Your task: The whole listing, except its pictures, is to be repeated exactly.

Data listing:
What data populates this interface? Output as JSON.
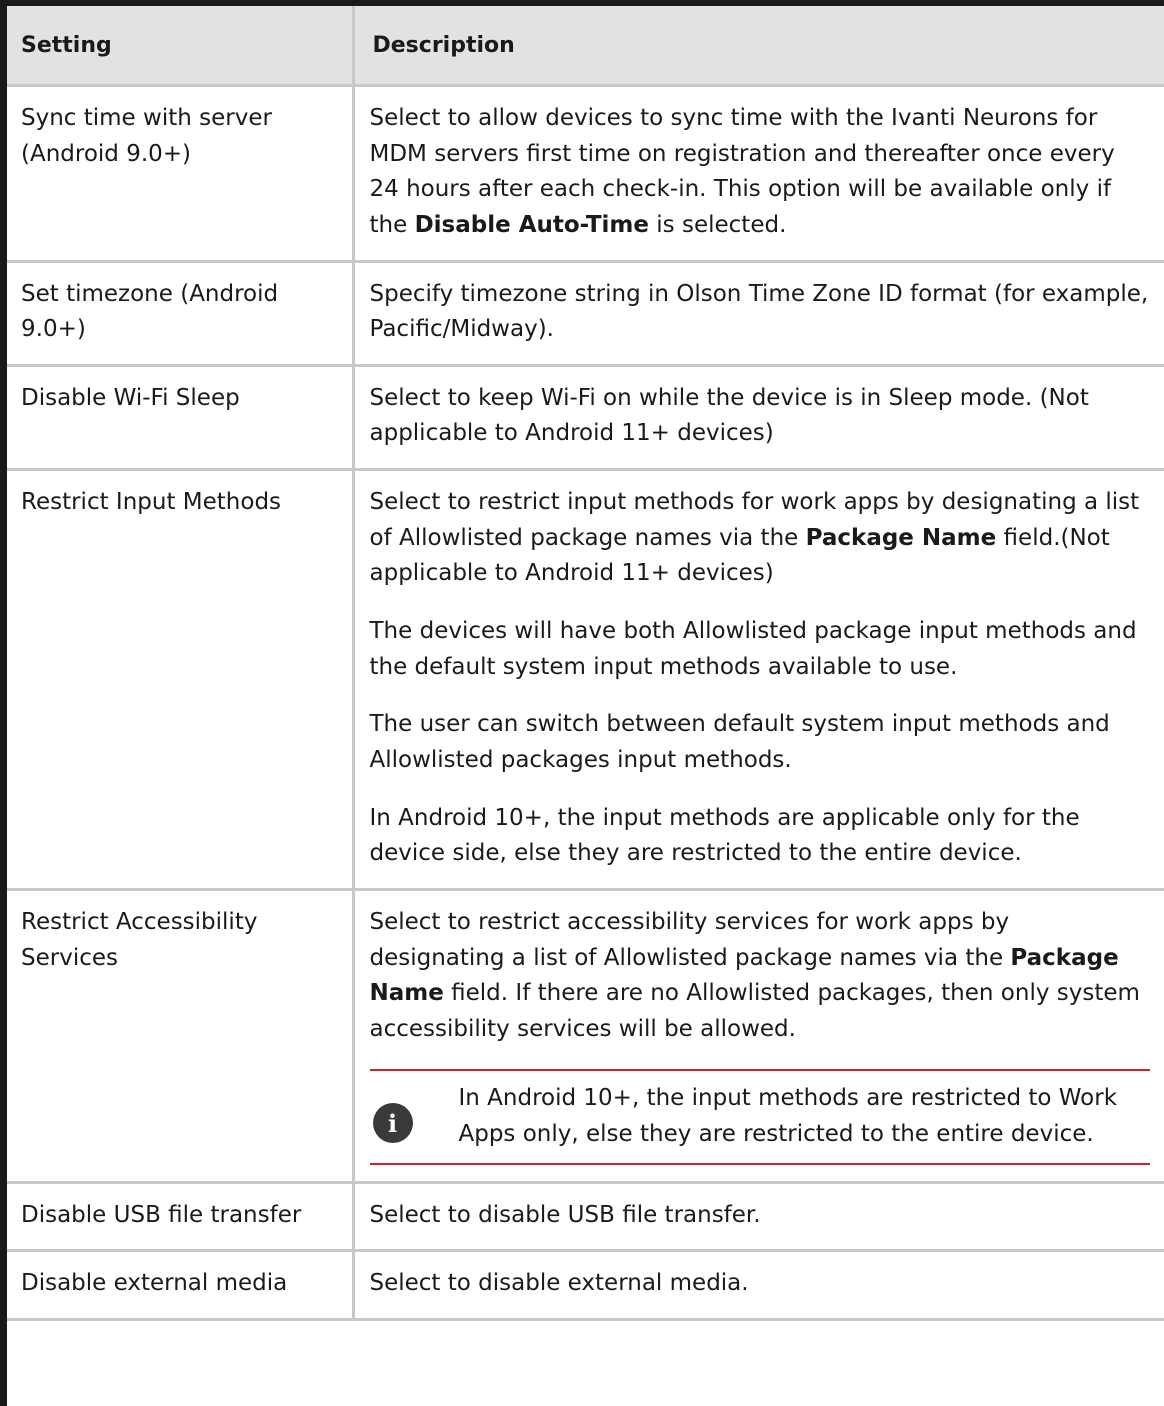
{
  "table": {
    "headers": [
      "Setting",
      "Description"
    ],
    "rows": [
      {
        "setting": "Sync time with server (Android 9.0+)",
        "desc": [
          {
            "parts": [
              "Select to allow devices to sync time with the Ivanti Neurons for MDM servers first time on registration and thereafter once every 24 hours after each check-in. This option will be available only if the ",
              "Disable Auto-Time",
              " is selected."
            ]
          }
        ]
      },
      {
        "setting": "Set timezone (Android 9.0+)",
        "desc": [
          {
            "parts": [
              "Specify timezone string in Olson Time Zone ID format (for example, Pacific/Midway)."
            ]
          }
        ]
      },
      {
        "setting": "Disable Wi-Fi Sleep",
        "desc": [
          {
            "parts": [
              "Select to keep Wi-Fi on while the device is in Sleep mode. (Not applicable to Android 11+ devices)"
            ]
          }
        ]
      },
      {
        "setting": "Restrict Input Methods",
        "desc": [
          {
            "parts": [
              "Select to restrict input methods for work apps by designating a list of Allowlisted package names via the ",
              "Package Name",
              " field.(Not applicable to Android 11+ devices)"
            ]
          },
          {
            "parts": [
              "The devices will have both Allowlisted package input methods and the default system input methods available to use."
            ]
          },
          {
            "parts": [
              "The user can switch between default system input methods and Allowlisted packages input methods."
            ]
          },
          {
            "parts": [
              "In Android 10+, the input methods are applicable only for the device side, else they are restricted to the entire device."
            ]
          }
        ]
      },
      {
        "setting": "Restrict Accessibility Services",
        "desc": [
          {
            "parts": [
              "Select to restrict accessibility services for work apps by designating a list of Allowlisted package names via the ",
              "Package Name",
              " field. If there are no Allowlisted packages, then only system accessibility services will be allowed."
            ]
          }
        ],
        "note": {
          "icon": "info-icon",
          "icon_glyph": "i",
          "text": "In Android 10+, the input methods are restricted to Work Apps only, else they are restricted to the entire device."
        }
      },
      {
        "setting": "Disable USB file transfer",
        "desc": [
          {
            "parts": [
              "Select to disable USB file transfer."
            ]
          }
        ]
      },
      {
        "setting": "Disable external media",
        "desc": [
          {
            "parts": [
              "Select to disable external media."
            ]
          }
        ]
      }
    ]
  },
  "colors": {
    "header_bg": "#e2e2e2",
    "border": "#c8c8c8",
    "frame": "#1a1a1a",
    "note_rule": "#d1232a",
    "note_icon_bg": "#3a3a3a"
  }
}
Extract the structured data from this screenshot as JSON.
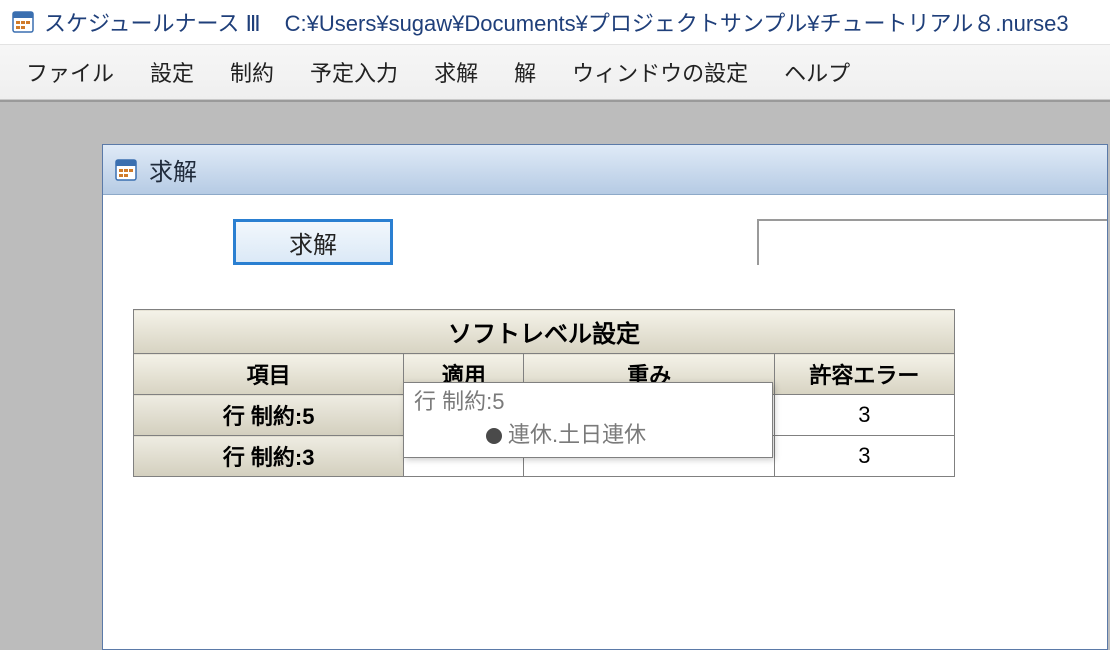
{
  "window": {
    "app_title": "スケジュールナース Ⅲ",
    "file_path": "C:¥Users¥sugaw¥Documents¥プロジェクトサンプル¥チュートリアル８.nurse3"
  },
  "menubar": {
    "items": [
      "ファイル",
      "設定",
      "制約",
      "予定入力",
      "求解",
      "解",
      "ウィンドウの設定",
      "ヘルプ"
    ]
  },
  "child_window": {
    "title": "求解",
    "solve_button": "求解"
  },
  "table": {
    "caption": "ソフトレベル設定",
    "headers": {
      "item": "項目",
      "apply": "適用",
      "weight": "重み",
      "allow_error": "許容エラー"
    },
    "rows": [
      {
        "item": "行 制約:5",
        "apply": "",
        "weight": "",
        "allow_error": "3"
      },
      {
        "item": "行 制約:3",
        "apply": "",
        "weight": "",
        "allow_error": "3"
      }
    ]
  },
  "tooltip": {
    "line1": "行 制約:5",
    "line2": "連休.土日連休"
  }
}
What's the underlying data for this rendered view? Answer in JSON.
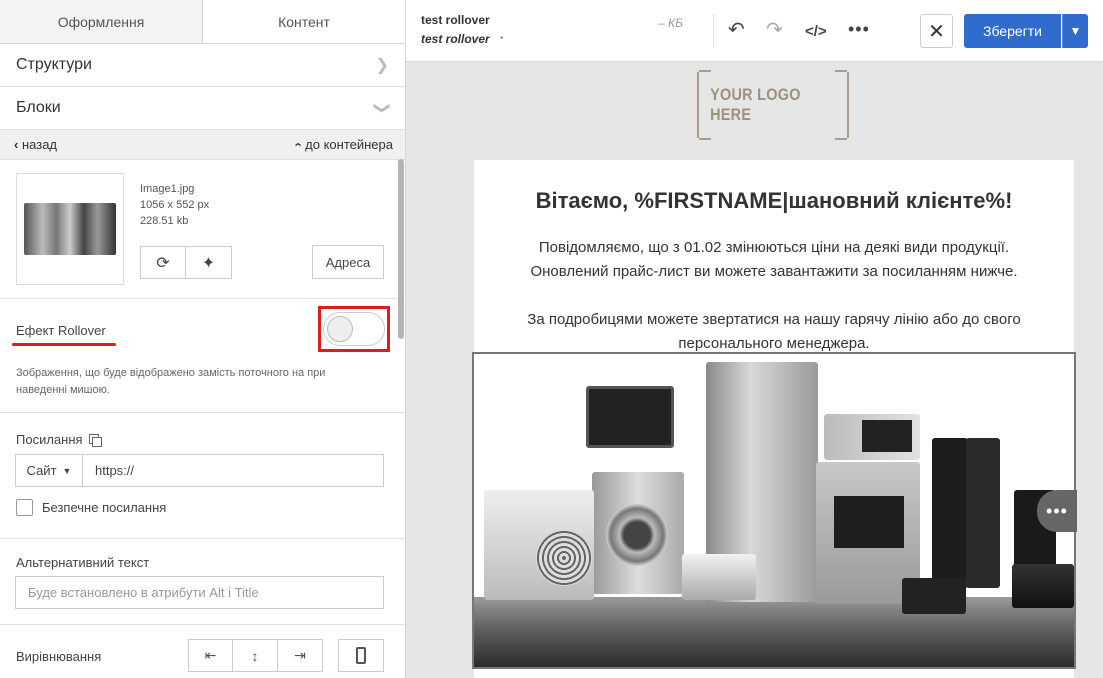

Solved problem:
What data populates this interface? Output as JSON.
{
  "table": {
    "headers": [
      "Setting",
      "Description"
    ],
    "rows": [
      {
        "setting": "Sync time with server (Android 9.0+)",
        "desc": [
          {
            "parts": [
              "Select to allow devices to sync time with the Ivanti Neurons for MDM servers first time on registration and thereafter once every 24 hours after each check-in. This option will be available only if the ",
              "Disable Auto-Time",
              " is selected."
            ]
          }
        ]
      },
      {
        "setting": "Set timezone (Android 9.0+)",
        "desc": [
          {
            "parts": [
              "Specify timezone string in Olson Time Zone ID format (for example, Pacific/Midway)."
            ]
          }
        ]
      },
      {
        "setting": "Disable Wi-Fi Sleep",
        "desc": [
          {
            "parts": [
              "Select to keep Wi-Fi on while the device is in Sleep mode. (Not applicable to Android 11+ devices)"
            ]
          }
        ]
      },
      {
        "setting": "Restrict Input Methods",
        "desc": [
          {
            "parts": [
              "Select to restrict input methods for work apps by designating a list of Allowlisted package names via the ",
              "Package Name",
              " field.(Not applicable to Android 11+ devices)"
            ]
          },
          {
            "parts": [
              "The devices will have both Allowlisted package input methods and the default system input methods available to use."
            ]
          },
          {
            "parts": [
              "The user can switch between default system input methods and Allowlisted packages input methods."
            ]
          },
          {
            "parts": [
              "In Android 10+, the input methods are applicable only for the device side, else they are restricted to the entire device."
            ]
          }
        ]
      },
      {
        "setting": "Restrict Accessibility Services",
        "desc": [
          {
            "parts": [
              "Select to restrict accessibility services for work apps by designating a list of Allowlisted package names via the ",
              "Package Name",
              " field. If there are no Allowlisted packages, then only system accessibility services will be allowed."
            ]
          }
        ],
        "note": {
          "icon": "info-icon",
          "icon_glyph": "i",
          "text": "In Android 10+, the input methods are restricted to Work Apps only, else they are restricted to the entire device."
        }
      },
      {
        "setting": "Disable USB file transfer",
        "desc": [
          {
            "parts": [
              "Select to disable USB file transfer."
            ]
          }
        ]
      },
      {
        "setting": "Disable external media",
        "desc": [
          {
            "parts": [
              "Select to disable external media."
            ]
          }
        ]
      }
    ]
  },
  "colors": {
    "header_bg": "#e2e2e2",
    "border": "#c8c8c8",
    "frame": "#1a1a1a",
    "note_rule": "#d1232a",
    "note_icon_bg": "#3a3a3a"
  }
}
Extract the structured data from this screenshot as JSON.
{
  "window": {
    "app_title": "スケジュールナース Ⅲ",
    "file_path": "C:¥Users¥sugaw¥Documents¥プロジェクトサンプル¥チュートリアル８.nurse3"
  },
  "menubar": {
    "items": [
      "ファイル",
      "設定",
      "制約",
      "予定入力",
      "求解",
      "解",
      "ウィンドウの設定",
      "ヘルプ"
    ]
  },
  "child_window": {
    "title": "求解",
    "solve_button": "求解"
  },
  "table": {
    "caption": "ソフトレベル設定",
    "headers": {
      "item": "項目",
      "apply": "適用",
      "weight": "重み",
      "allow_error": "許容エラー"
    },
    "rows": [
      {
        "item": "行 制約:5",
        "apply": "",
        "weight": "",
        "allow_error": "3"
      },
      {
        "item": "行 制約:3",
        "apply": "",
        "weight": "",
        "allow_error": "3"
      }
    ]
  },
  "tooltip": {
    "line1": "行 制約:5",
    "line2": "連休.土日連休"
  }
}
What's the underlying data for this rendered view? Answer in JSON.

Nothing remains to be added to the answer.